Comments, please? Well, maybe later. Calera Creek Parkway’s EIR is ready!
BY LIONEL EMDE, RIPTIDE CORRESPONDENT
More than 100 people attended a public meeting September 22 at Pacifica Community Center to make public statements and/or ask questions of Caltrans and San Mateo County Transportation Authority (SMCTA) about the Environmental Impact Report for the proposed Calera Creek Parkway project.
After budgeting more than $2 million for consultant help on the study and the three presentations the public has been faced with, only three alternatives are offered: a six-lane highway between Vallemar and Rockaway with a planted median, meaning shrubbery and a wider roadway; a six-lane highway between Vallemar and Rockaway with a “narrow” unplanted median; or no project at all.
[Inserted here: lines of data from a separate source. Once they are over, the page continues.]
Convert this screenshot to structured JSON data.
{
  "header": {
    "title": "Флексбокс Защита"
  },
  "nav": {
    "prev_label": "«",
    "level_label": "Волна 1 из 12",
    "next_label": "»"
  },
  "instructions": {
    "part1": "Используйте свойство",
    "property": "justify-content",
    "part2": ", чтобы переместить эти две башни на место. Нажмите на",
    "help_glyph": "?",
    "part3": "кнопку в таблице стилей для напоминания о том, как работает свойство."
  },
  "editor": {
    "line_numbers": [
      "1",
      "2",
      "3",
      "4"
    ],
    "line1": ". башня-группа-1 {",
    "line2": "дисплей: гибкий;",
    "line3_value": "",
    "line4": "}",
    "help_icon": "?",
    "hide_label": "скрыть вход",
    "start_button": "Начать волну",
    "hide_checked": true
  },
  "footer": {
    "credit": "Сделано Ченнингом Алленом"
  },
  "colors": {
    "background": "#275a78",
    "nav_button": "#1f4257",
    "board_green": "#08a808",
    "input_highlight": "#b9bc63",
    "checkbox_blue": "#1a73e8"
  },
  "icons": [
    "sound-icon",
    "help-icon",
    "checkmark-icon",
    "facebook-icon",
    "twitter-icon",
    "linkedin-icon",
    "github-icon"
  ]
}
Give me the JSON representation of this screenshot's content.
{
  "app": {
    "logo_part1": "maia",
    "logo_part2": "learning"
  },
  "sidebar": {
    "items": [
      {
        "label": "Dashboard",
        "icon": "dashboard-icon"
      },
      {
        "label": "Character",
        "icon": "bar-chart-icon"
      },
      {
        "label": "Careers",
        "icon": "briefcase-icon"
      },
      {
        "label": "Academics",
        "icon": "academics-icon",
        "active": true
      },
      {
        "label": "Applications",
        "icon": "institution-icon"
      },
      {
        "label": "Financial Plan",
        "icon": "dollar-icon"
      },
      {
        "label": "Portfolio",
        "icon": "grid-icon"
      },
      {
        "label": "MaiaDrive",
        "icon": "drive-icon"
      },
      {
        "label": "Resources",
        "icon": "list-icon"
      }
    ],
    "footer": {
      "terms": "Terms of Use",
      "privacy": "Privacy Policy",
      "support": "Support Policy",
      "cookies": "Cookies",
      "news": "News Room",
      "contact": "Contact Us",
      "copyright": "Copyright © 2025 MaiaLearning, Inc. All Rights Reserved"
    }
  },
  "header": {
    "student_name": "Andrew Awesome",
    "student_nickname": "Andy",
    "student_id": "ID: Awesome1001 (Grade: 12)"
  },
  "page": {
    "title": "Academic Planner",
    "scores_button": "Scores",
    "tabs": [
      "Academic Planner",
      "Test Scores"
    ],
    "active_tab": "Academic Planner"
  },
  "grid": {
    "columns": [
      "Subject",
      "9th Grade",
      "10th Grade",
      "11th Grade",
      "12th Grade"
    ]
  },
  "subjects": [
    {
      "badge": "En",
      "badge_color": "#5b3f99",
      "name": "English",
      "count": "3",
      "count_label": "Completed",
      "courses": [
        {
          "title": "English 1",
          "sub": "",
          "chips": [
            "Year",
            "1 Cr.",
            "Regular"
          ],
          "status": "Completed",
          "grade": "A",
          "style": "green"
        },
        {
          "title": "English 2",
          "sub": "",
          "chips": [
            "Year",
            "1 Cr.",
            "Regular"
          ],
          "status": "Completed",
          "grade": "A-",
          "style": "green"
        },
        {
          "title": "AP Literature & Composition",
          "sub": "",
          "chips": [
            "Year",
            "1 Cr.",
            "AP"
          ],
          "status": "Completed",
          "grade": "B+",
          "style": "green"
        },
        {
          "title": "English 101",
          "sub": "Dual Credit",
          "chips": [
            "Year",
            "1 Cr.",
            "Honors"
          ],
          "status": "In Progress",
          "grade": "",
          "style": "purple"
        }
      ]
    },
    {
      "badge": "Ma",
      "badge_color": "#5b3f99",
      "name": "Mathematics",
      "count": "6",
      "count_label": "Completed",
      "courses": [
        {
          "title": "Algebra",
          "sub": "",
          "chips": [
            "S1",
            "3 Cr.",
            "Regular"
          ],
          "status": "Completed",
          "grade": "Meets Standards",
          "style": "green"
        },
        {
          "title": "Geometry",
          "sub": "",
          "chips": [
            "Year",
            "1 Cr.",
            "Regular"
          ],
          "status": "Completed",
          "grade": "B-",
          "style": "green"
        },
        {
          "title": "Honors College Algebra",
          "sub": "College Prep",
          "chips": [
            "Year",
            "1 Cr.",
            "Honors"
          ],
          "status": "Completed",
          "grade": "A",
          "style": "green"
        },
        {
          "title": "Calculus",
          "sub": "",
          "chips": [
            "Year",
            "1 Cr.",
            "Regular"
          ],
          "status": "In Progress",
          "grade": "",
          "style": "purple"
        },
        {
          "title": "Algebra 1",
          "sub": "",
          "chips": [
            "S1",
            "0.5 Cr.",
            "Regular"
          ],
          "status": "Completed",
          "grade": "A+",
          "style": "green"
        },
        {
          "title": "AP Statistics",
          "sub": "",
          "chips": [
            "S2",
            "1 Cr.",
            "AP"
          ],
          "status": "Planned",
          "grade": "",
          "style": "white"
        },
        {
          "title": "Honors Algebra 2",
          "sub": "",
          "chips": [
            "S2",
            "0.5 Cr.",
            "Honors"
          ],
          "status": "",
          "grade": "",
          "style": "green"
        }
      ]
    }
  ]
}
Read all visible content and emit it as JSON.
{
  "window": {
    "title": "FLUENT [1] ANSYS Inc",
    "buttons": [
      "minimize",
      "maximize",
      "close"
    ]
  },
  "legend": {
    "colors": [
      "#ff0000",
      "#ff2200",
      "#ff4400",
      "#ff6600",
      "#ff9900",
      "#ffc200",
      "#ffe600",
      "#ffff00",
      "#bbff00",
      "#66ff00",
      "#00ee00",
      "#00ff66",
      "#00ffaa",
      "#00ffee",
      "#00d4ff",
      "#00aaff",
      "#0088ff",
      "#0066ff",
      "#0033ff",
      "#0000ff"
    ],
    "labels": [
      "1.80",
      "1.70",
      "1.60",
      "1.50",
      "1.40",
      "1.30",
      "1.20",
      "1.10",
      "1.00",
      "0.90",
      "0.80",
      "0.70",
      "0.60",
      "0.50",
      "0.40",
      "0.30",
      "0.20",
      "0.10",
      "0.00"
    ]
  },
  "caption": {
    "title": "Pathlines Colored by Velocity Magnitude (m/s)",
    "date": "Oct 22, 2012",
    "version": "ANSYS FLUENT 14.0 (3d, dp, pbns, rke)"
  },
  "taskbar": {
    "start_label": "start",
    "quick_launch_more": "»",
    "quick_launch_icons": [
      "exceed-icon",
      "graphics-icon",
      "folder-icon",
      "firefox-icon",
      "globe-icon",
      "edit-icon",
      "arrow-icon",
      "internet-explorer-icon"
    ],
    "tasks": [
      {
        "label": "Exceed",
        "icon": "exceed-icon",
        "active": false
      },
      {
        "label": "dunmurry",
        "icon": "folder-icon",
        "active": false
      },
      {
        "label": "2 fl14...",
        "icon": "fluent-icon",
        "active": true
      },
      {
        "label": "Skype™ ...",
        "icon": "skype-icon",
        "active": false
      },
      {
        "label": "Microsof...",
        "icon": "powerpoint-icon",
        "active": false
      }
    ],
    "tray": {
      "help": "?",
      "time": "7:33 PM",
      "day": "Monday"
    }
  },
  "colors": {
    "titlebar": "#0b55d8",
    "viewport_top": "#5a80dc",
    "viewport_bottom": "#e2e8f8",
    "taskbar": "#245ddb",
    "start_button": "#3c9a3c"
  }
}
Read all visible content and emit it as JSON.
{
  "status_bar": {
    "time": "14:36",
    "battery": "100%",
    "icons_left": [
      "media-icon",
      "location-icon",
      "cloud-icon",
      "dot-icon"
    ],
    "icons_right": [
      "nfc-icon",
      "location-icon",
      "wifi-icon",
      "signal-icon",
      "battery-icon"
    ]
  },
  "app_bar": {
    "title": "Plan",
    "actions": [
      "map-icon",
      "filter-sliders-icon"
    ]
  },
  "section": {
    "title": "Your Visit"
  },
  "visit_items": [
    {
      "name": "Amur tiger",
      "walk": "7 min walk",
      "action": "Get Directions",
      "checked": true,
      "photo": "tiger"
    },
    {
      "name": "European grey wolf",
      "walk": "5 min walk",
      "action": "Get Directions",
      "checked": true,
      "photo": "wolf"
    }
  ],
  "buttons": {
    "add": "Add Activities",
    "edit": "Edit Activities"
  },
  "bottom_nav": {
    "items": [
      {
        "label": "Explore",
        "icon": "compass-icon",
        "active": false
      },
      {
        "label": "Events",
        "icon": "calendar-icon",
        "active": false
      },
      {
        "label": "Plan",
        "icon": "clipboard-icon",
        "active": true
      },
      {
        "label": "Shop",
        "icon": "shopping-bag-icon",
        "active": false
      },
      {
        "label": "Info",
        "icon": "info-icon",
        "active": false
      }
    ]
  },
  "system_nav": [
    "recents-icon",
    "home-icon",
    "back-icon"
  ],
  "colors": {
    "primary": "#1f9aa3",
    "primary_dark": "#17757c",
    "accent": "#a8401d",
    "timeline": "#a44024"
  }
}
The transportation agency presenters ate up 43 minutes of the two-hour meeting supposedly devoted to public comment. They rehashed the project, presenting the same material many people attending had already heard at two previous meetings.
Of 31 people who spoke before this writer went home at 9 p.m., 18 said no to the highway widening, nine said yes, and four either didn’t state a position or had further questions for authorities before issuing an opinion. Some commenters had interesting questions:
Mike Ferreira, representing the Sierra Club's Loma Prieta chapter, asked why Pacifica City Council had not held any public meetings on this issue since 1999. He also asked what the council's position might be.
Tod Schlesinger asked, if the project does not go forward, whether other traffic problems in Pacifica would be addressed. He mentioned eliminating the Fairway Park pedestrian crossing and “fixing the Manor Bridge,” as well as other local issues.
Sabrina Brennan, a resident of Moss Beach who is part of a “Coastside Bicycle” group, said she asked authorities if bicycle lanes were part of the project; authorities said they were not.
Several people requested an extension of the public comment period beyond October 7 to clarify Pacifica City Council’s position and solicit further public comment. Also noted was the age of the data presented as justification for the highway widening. 2005 to 2007 were the years when data were taken. But Todd Bray said a very recent study had noted an improvement in the level of service to “E,” slightly better than in earlier studies.
Send public comments on the project until October 7 at 5 p.m. to Yolanda Rivas, Branch Chief, Division of Environmental Planning & Engineering, California Department of Transportation District 4, Attn: Thomas Rosevear, 111 Grand Avenue, Oakland, CA 94623. Fax to 1-510-286-5600 or email email@example.com